Covering several months in the life of the taxi garage this film follows the lives of Eric, a Chinese immigrant who takes a job to help pay the bills after his regular job cuts his hour, Stan, the owner of the company and Spider, a now 93 year old man who until three months ago was still driving a cab a couple of days a week. Following the rhythms and cycles of the garage the film focuses itself on Eric as he wanders in one day to get a job driving. We then follow along as he learns to make money as a driver and his family copes with his long hours. We also watch as Stan tries to get more drivers and Spider hangs out and dispenses wisdom.
This is a great film. Its good time with good people who open up their lives and make it clear how difficult it is to drive a cab. After a couple of days of trying to work out a review the best thing I can say is that I bought the DVD from the directors girlfriend after the screening.
Speaking of which after the screening there was a Q&A with the directors, Stan and the wife and Children of Eric. As Q&As go it was one of the best ones I’ve attended with Josh Weinstein seizing control from the moderator and asking questions of everyone on stage with him. Somewhere early on when one of the kids was asked what he thought of himself on a movie screen and he said he looked big, I was hooked and pretty much stopped taking notes and went with it. Mr C recorded some it and it can be found here.
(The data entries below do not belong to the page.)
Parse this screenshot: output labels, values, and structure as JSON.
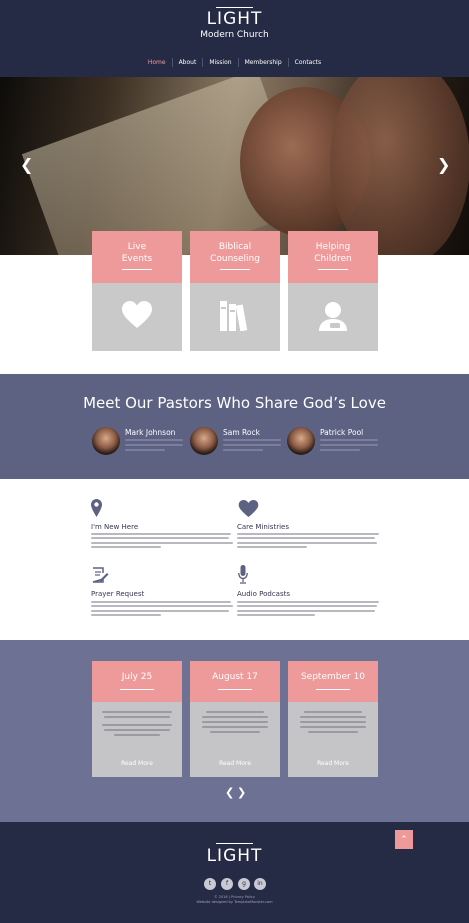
{
  "header": {
    "logo_title": "LIGHT",
    "logo_subtitle": "Modern Church",
    "nav": [
      "Home",
      "About",
      "Mission",
      "Membership",
      "Contacts"
    ],
    "active_nav": "Home"
  },
  "hero": {
    "prev_icon": "chevron-left-icon",
    "next_icon": "chevron-right-icon"
  },
  "features": [
    {
      "line1": "Live",
      "line2": "Events",
      "icon": "heart-icon"
    },
    {
      "line1": "Biblical",
      "line2": "Counseling",
      "icon": "books-icon"
    },
    {
      "line1": "Helping",
      "line2": "Children",
      "icon": "child-icon"
    }
  ],
  "pastors": {
    "title": "Meet Our Pastors Who Share God’s Love",
    "people": [
      "Mark Johnson",
      "Sam Rock",
      "Patrick Pool"
    ]
  },
  "info": [
    {
      "title": "I'm New Here",
      "icon": "map-pin-icon"
    },
    {
      "title": "Care Ministries",
      "icon": "heart-icon"
    },
    {
      "title": "Prayer Request",
      "icon": "edit-note-icon"
    },
    {
      "title": "Audio Podcasts",
      "icon": "microphone-icon"
    }
  ],
  "events": [
    {
      "date": "July 25",
      "more": "Read More"
    },
    {
      "date": "August 17",
      "more": "Read More"
    },
    {
      "date": "September 10",
      "more": "Read More"
    }
  ],
  "footer": {
    "logo": "LIGHT",
    "copyright": "© 2016 | Privacy Policy",
    "credit": "Website designed by TemplateMonster.com",
    "social": [
      "t",
      "f",
      "g",
      "in"
    ]
  },
  "colors": {
    "navy": "#262b45",
    "pink": "#ef9a9a",
    "slate": "#5d6283",
    "grey": "#c9c9c9"
  }
}
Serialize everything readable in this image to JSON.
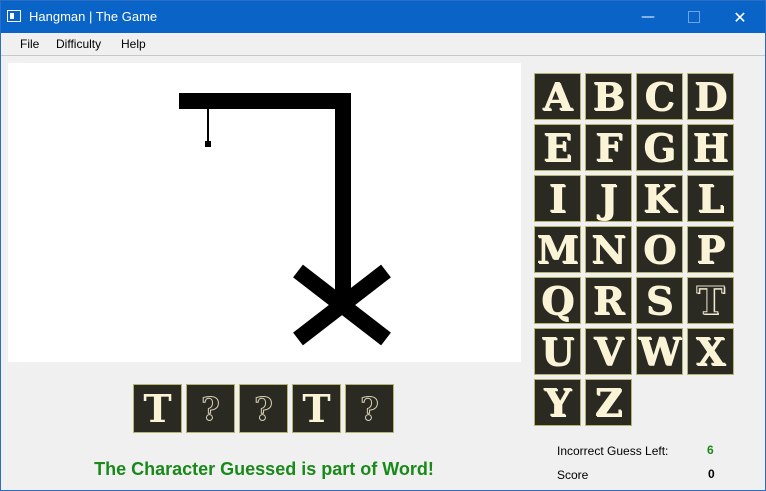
{
  "window": {
    "title": "Hangman | The Game",
    "minimize_glyph": "—",
    "close_glyph": "✕"
  },
  "menu": {
    "items": [
      "File",
      "Difficulty",
      "Help"
    ]
  },
  "keyboard": {
    "letters": [
      {
        "letter": "A",
        "used": false
      },
      {
        "letter": "B",
        "used": false
      },
      {
        "letter": "C",
        "used": false
      },
      {
        "letter": "D",
        "used": false
      },
      {
        "letter": "E",
        "used": false
      },
      {
        "letter": "F",
        "used": false
      },
      {
        "letter": "G",
        "used": false
      },
      {
        "letter": "H",
        "used": false
      },
      {
        "letter": "I",
        "used": false
      },
      {
        "letter": "J",
        "used": false
      },
      {
        "letter": "K",
        "used": false
      },
      {
        "letter": "L",
        "used": false
      },
      {
        "letter": "M",
        "used": false
      },
      {
        "letter": "N",
        "used": false
      },
      {
        "letter": "O",
        "used": false
      },
      {
        "letter": "P",
        "used": false
      },
      {
        "letter": "Q",
        "used": false
      },
      {
        "letter": "R",
        "used": false
      },
      {
        "letter": "S",
        "used": false
      },
      {
        "letter": "T",
        "used": true
      },
      {
        "letter": "U",
        "used": false
      },
      {
        "letter": "V",
        "used": false
      },
      {
        "letter": "W",
        "used": false
      },
      {
        "letter": "X",
        "used": false
      },
      {
        "letter": "Y",
        "used": false
      },
      {
        "letter": "Z",
        "used": false
      }
    ]
  },
  "word": {
    "slots": [
      {
        "char": "T",
        "revealed": true
      },
      {
        "char": "?",
        "revealed": false
      },
      {
        "char": "?",
        "revealed": false
      },
      {
        "char": "T",
        "revealed": true
      },
      {
        "char": "?",
        "revealed": false
      }
    ]
  },
  "status": {
    "message": "The Character Guessed is part of Word!",
    "color": "#198a19"
  },
  "stats": {
    "incorrect_label": "Incorrect  Guess Left:",
    "incorrect_value": "6",
    "incorrect_color": "#198a19",
    "score_label": "Score",
    "score_value": "0",
    "score_color": "#000000"
  },
  "colors": {
    "titlebar": "#0a64c8",
    "tile_bg": "#2a2a22",
    "tile_letter": "#fbf3d5"
  }
}
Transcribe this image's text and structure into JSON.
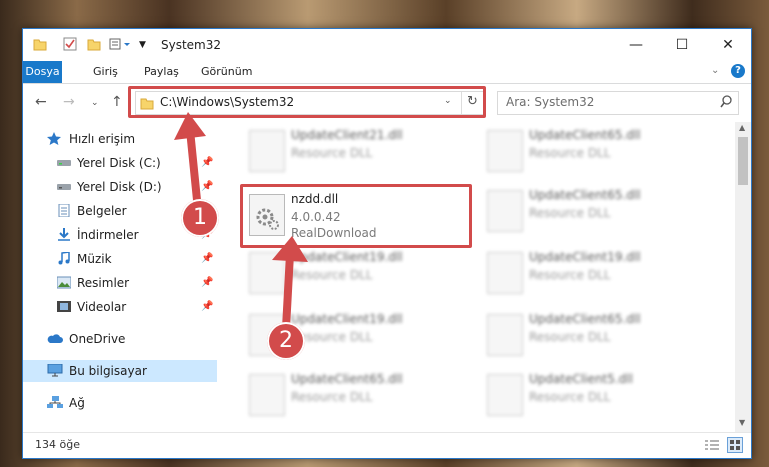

This is a super little film that is getting a week long run at the Rerun Theater in Brooklyn starting November 30th.
|Eric's family with director Joshua Weinstein outside the IFC Center|
Prior to Drivers Wanted the festival screened the 30 minute film McB about a public school in Brooklyn that staged Macbeth with a cast made up of 3rd through 5th graders. It’s a good little film that shows what it takes to get a production such as this done with kids when many adults thought were too young to handle the complexity of the play. As is made clear kids can handle much heavier subjects than most adults realize. A solid film worth tracking down.
|McB director Jenni Morello|